#### WHAT NEEDS TO BE DONE
In the entries below, how many lines hold the string "icon"? Give only the number.

Dataset entries:
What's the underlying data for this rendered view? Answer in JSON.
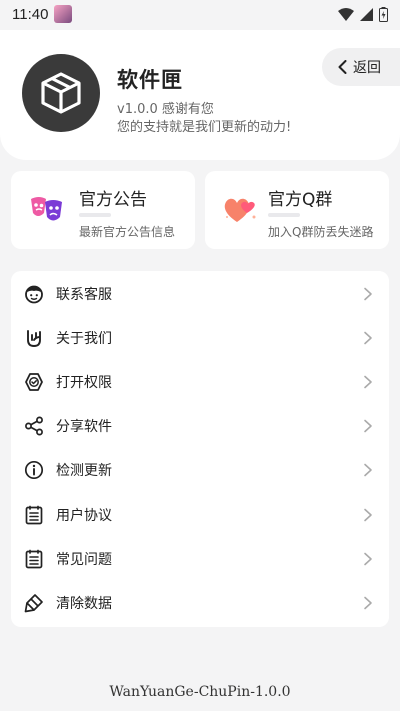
{
  "status_bar": {
    "time": "11:40"
  },
  "header": {
    "app_name": "软件匣",
    "version_line": "v1.0.0  感谢有您",
    "slogan": "您的支持就是我们更新的动力!",
    "back_label": "返回"
  },
  "cards": [
    {
      "title": "官方公告",
      "subtitle": "最新官方公告信息",
      "icon": "theater-masks-icon"
    },
    {
      "title": "官方Q群",
      "subtitle": "加入Q群防丢失迷路",
      "icon": "hearts-icon"
    }
  ],
  "menu": [
    {
      "label": "联系客服",
      "icon": "face-icon"
    },
    {
      "label": "关于我们",
      "icon": "hand-icon"
    },
    {
      "label": "打开权限",
      "icon": "shield-check-icon"
    },
    {
      "label": "分享软件",
      "icon": "share-icon"
    },
    {
      "label": "检测更新",
      "icon": "info-icon"
    },
    {
      "label": "用户协议",
      "icon": "document-icon"
    },
    {
      "label": "常见问题",
      "icon": "document-icon"
    },
    {
      "label": "清除数据",
      "icon": "eraser-icon"
    }
  ],
  "footer": {
    "version": "WanYuanGe-ChuPin-1.0.0"
  }
}
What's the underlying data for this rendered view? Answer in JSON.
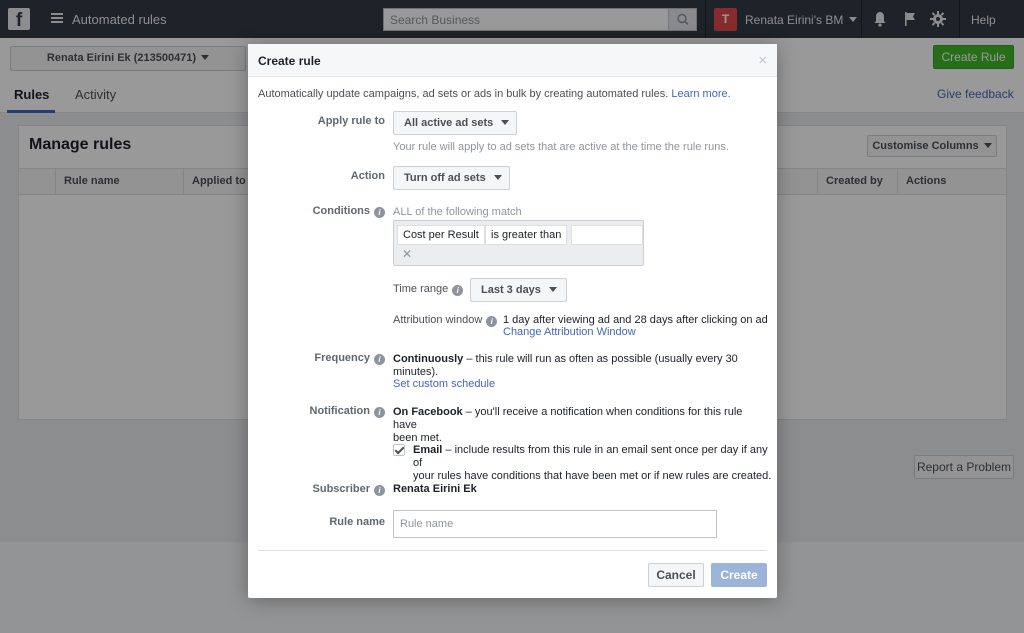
{
  "topbar": {
    "logo": "f",
    "app_title": "Automated rules",
    "search_placeholder": "Search Business",
    "business_initial": "T",
    "business_name": "Renata Eirini's BM",
    "help": "Help"
  },
  "subheader": {
    "account": "Renata Eirini Ek (213500471)",
    "create_rule": "Create Rule",
    "tabs": [
      "Rules",
      "Activity"
    ],
    "give_feedback": "Give feedback"
  },
  "panel": {
    "title": "Manage rules",
    "customise_columns": "Customise Columns",
    "columns": [
      "Rule name",
      "Applied to",
      "Created by",
      "Actions"
    ]
  },
  "report_problem": "Report a Problem",
  "modal": {
    "title": "Create rule",
    "close": "×",
    "description": "Automatically update campaigns, ad sets or ads in bulk by creating automated rules.",
    "learn_more": "Learn more.",
    "apply_rule_to": {
      "label": "Apply rule to",
      "value": "All active ad sets",
      "hint": "Your rule will apply to ad sets that are active at the time the rule runs."
    },
    "action": {
      "label": "Action",
      "value": "Turn off ad sets"
    },
    "conditions": {
      "label": "Conditions",
      "match": "ALL of the following match",
      "metric": "Cost per Result",
      "operator": "is greater than",
      "value": "",
      "remove": "✕"
    },
    "time_range": {
      "label": "Time range",
      "value": "Last 3 days"
    },
    "attribution": {
      "label": "Attribution window",
      "value": "1 day after viewing ad and 28 days after clicking on ad",
      "link": "Change Attribution Window"
    },
    "frequency": {
      "label": "Frequency",
      "bold": "Continuously",
      "text_line1": " – this rule will run as often as possible (usually every 30",
      "text_line2": "minutes).",
      "link": "Set custom schedule"
    },
    "notification": {
      "label": "Notification",
      "bold": "On Facebook",
      "text_line1": " – you'll receive a notification when conditions for this rule have",
      "text_line2": "been met.",
      "email_bold": "Email",
      "email_line1": " – include results from this rule in an email sent once per day if any of",
      "email_line2": "your rules have conditions that have been met or if new rules are created.",
      "email_checked": true
    },
    "subscriber": {
      "label": "Subscriber",
      "value": "Renata Eirini Ek"
    },
    "rule_name": {
      "label": "Rule name",
      "placeholder": "Rule name",
      "value": ""
    },
    "cancel": "Cancel",
    "create": "Create"
  }
}
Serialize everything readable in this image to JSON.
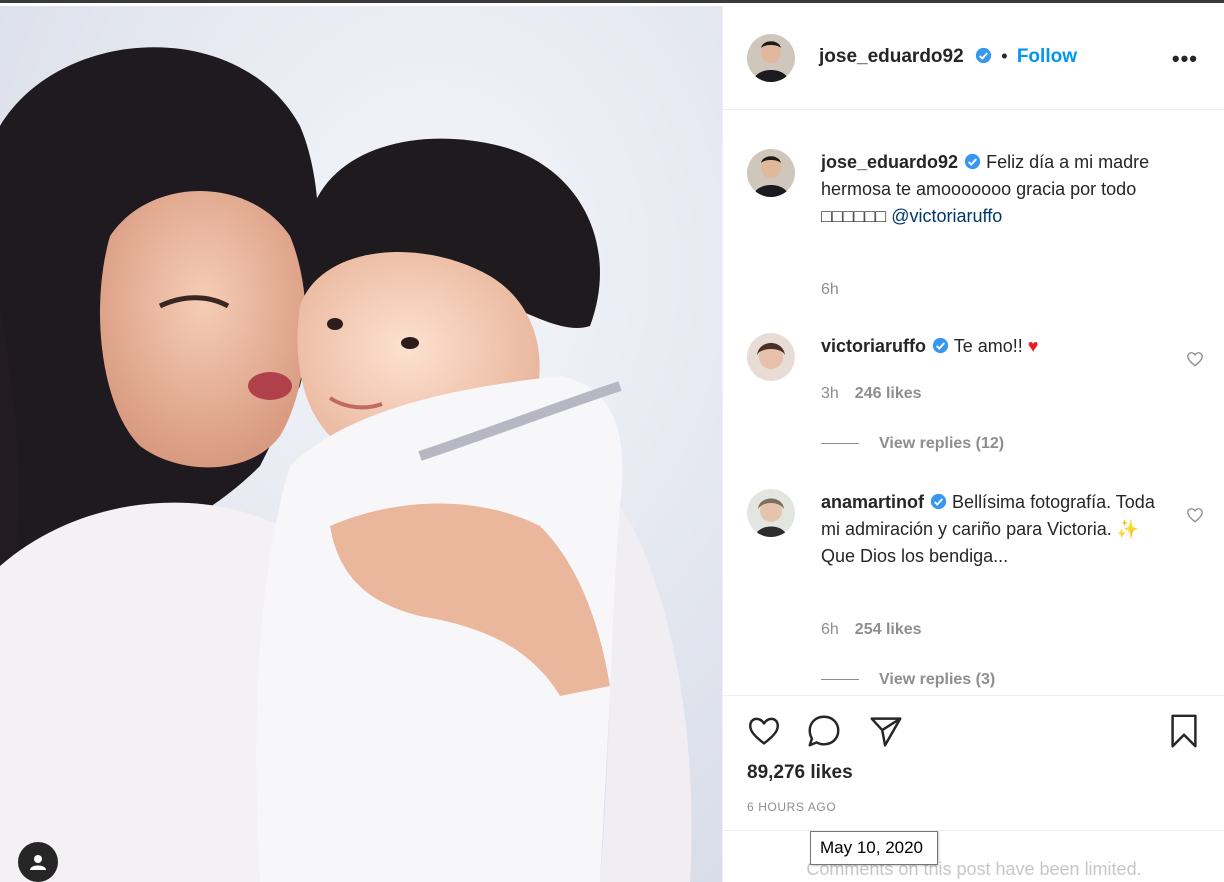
{
  "post": {
    "author": "jose_eduardo92",
    "follow_label": "Follow",
    "more_label": "•••",
    "caption_author": "jose_eduardo92",
    "caption_text": "Feliz día a mi madre hermosa te amooooooo gracia por todo □□□□□□",
    "caption_mention": "@victoriaruffo",
    "caption_time": "6h"
  },
  "comments": [
    {
      "author": "victoriaruffo",
      "text": "Te amo!! ",
      "emoji": "♥",
      "time": "3h",
      "likes": "246 likes",
      "view_replies": "View replies (12)"
    },
    {
      "author": "anamartinof",
      "text": "Bellísima fotografía. Toda mi admiración y cariño para Victoria. ✨ Que Dios los bendiga...",
      "time": "6h",
      "likes": "254 likes",
      "view_replies": "View replies (3)"
    }
  ],
  "footer": {
    "likes": "89,276 likes",
    "time_ago": "6 HOURS AGO",
    "limited_notice": "Comments on this post have been limited."
  },
  "tooltip": {
    "date": "May 10, 2020"
  },
  "colors": {
    "accent": "#0095f6",
    "verified": "#3897f0",
    "heart": "#ed1c24"
  }
}
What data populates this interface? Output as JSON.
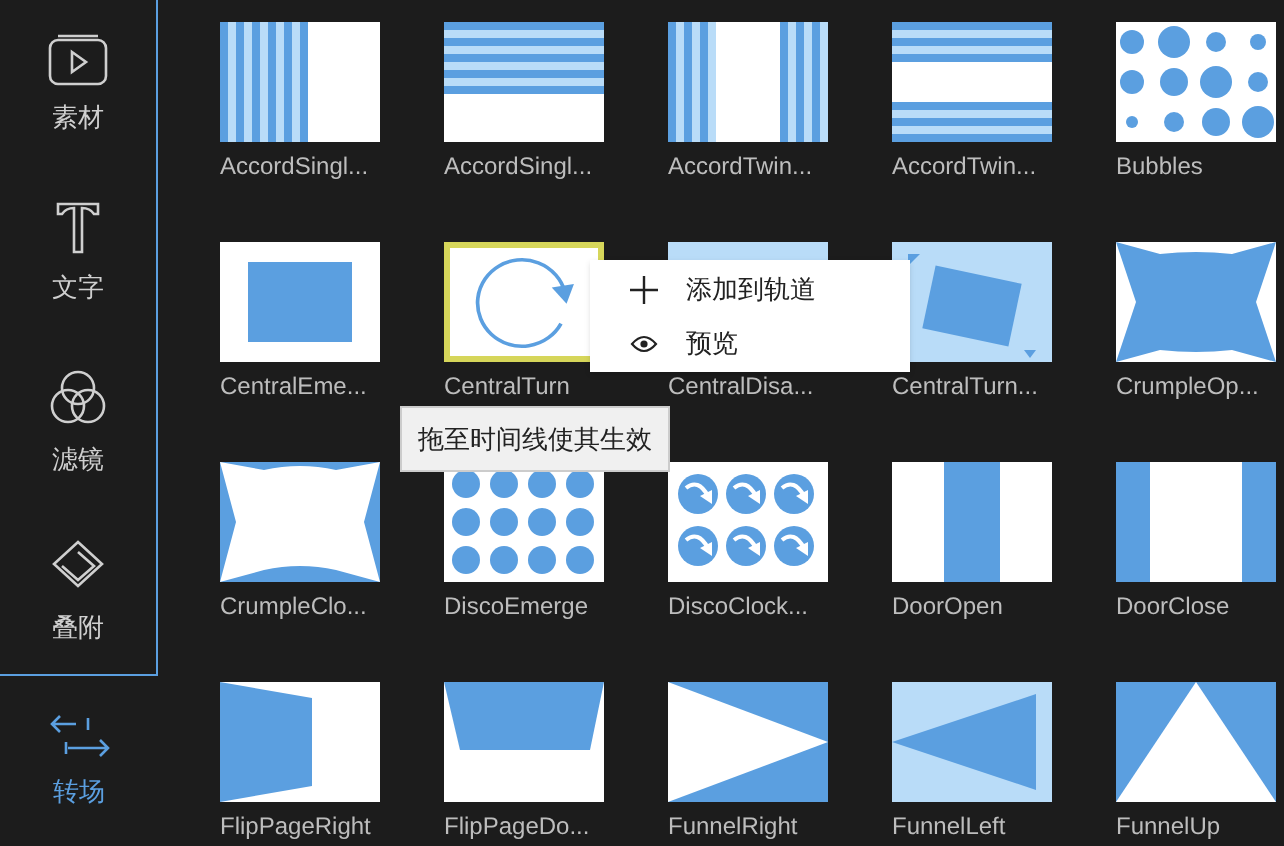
{
  "sidebar": {
    "items": [
      {
        "label": "素材",
        "selected": false
      },
      {
        "label": "文字",
        "selected": false
      },
      {
        "label": "滤镜",
        "selected": false
      },
      {
        "label": "叠附",
        "selected": false
      },
      {
        "label": "转场",
        "selected": true
      }
    ]
  },
  "transitions": [
    {
      "name": "AccordSingl...",
      "selected": false
    },
    {
      "name": "AccordSingl...",
      "selected": false
    },
    {
      "name": "AccordTwin...",
      "selected": false
    },
    {
      "name": "AccordTwin...",
      "selected": false
    },
    {
      "name": "Bubbles",
      "selected": false
    },
    {
      "name": "CentralEme...",
      "selected": false
    },
    {
      "name": "CentralTurn",
      "selected": true
    },
    {
      "name": "CentralDisa...",
      "selected": false
    },
    {
      "name": "CentralTurn...",
      "selected": false
    },
    {
      "name": "CrumpleOp...",
      "selected": false
    },
    {
      "name": "CrumpleClo...",
      "selected": false
    },
    {
      "name": "DiscoEmerge",
      "selected": false
    },
    {
      "name": "DiscoClock...",
      "selected": false
    },
    {
      "name": "DoorOpen",
      "selected": false
    },
    {
      "name": "DoorClose",
      "selected": false
    },
    {
      "name": "FlipPageRight",
      "selected": false
    },
    {
      "name": "FlipPageDo...",
      "selected": false
    },
    {
      "name": "FunnelRight",
      "selected": false
    },
    {
      "name": "FunnelLeft",
      "selected": false
    },
    {
      "name": "FunnelUp",
      "selected": false
    }
  ],
  "context_menu": {
    "items": [
      {
        "kind": "add",
        "label": "添加到轨道"
      },
      {
        "kind": "preview",
        "label": "预览"
      }
    ]
  },
  "tooltip": "拖至时间线使其生效"
}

#### SOLUTION TO THIS TASK
10